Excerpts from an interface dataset
• • •

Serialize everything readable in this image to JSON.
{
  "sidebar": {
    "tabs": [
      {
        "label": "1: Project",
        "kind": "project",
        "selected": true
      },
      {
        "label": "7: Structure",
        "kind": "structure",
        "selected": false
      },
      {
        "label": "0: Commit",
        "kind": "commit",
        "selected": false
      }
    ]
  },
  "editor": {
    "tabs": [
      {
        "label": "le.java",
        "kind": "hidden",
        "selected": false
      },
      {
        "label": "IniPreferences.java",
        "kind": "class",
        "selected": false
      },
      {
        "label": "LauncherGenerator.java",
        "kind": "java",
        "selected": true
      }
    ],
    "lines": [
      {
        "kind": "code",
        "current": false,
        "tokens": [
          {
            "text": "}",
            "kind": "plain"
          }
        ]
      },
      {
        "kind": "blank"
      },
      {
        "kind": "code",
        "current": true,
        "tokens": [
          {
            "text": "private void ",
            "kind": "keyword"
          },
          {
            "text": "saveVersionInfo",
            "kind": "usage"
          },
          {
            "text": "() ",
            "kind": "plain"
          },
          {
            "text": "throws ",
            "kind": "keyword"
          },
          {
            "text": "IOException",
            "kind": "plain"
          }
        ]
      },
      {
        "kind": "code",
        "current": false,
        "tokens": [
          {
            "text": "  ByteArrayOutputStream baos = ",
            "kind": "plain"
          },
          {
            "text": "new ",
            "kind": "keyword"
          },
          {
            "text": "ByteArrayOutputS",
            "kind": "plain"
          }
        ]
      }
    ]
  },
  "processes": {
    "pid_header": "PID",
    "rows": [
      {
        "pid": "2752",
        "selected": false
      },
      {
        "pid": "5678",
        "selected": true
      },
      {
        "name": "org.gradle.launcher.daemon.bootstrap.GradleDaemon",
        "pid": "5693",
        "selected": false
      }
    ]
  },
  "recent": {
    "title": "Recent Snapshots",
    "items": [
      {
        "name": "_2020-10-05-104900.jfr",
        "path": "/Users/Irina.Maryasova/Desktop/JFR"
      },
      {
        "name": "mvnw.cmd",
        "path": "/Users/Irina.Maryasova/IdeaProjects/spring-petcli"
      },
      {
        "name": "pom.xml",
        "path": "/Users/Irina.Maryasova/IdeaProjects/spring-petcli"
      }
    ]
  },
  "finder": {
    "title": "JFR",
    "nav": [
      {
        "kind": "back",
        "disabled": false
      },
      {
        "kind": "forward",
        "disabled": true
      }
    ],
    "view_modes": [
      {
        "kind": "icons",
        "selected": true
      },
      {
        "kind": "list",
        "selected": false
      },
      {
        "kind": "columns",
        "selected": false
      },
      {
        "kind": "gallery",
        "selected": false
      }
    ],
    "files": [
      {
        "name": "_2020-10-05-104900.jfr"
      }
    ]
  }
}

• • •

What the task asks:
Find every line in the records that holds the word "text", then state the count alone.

Exercise answer:
9